[Start of Attachment]
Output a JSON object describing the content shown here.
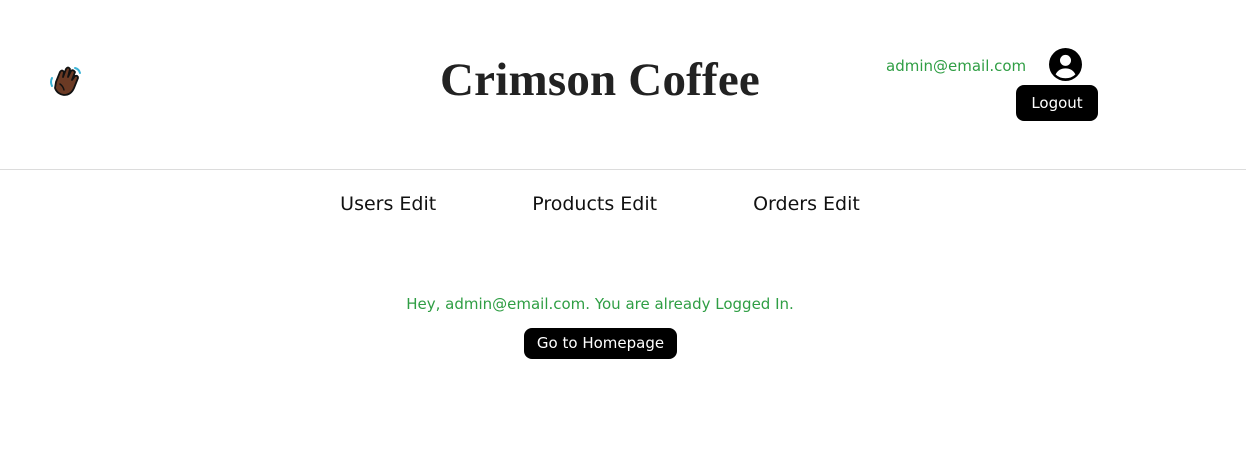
{
  "header": {
    "brand": "Crimson Coffee",
    "wave_icon": "waving-hand-icon",
    "user_email": "admin@email.com",
    "account_icon": "account-circle-icon",
    "logout_label": "Logout"
  },
  "nav": {
    "items": [
      {
        "label": "Users Edit"
      },
      {
        "label": "Products Edit"
      },
      {
        "label": "Orders Edit"
      }
    ]
  },
  "main": {
    "notice": "Hey, admin@email.com. You are already Logged In.",
    "home_button_label": "Go to Homepage"
  },
  "colors": {
    "accent_green": "#2f9e44",
    "button_bg": "#000000",
    "button_text": "#ffffff",
    "divider": "#dcdcdc"
  }
}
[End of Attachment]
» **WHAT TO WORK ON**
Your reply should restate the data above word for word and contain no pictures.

» **RESULT**
Output a JSON object describing the content shown here.
{
  "header": {
    "brand": "Crimson Coffee",
    "wave_icon": "waving-hand-icon",
    "user_email": "admin@email.com",
    "account_icon": "account-circle-icon",
    "logout_label": "Logout"
  },
  "nav": {
    "items": [
      {
        "label": "Users Edit"
      },
      {
        "label": "Products Edit"
      },
      {
        "label": "Orders Edit"
      }
    ]
  },
  "main": {
    "notice": "Hey, admin@email.com. You are already Logged In.",
    "home_button_label": "Go to Homepage"
  },
  "colors": {
    "accent_green": "#2f9e44",
    "button_bg": "#000000",
    "button_text": "#ffffff",
    "divider": "#dcdcdc"
  }
}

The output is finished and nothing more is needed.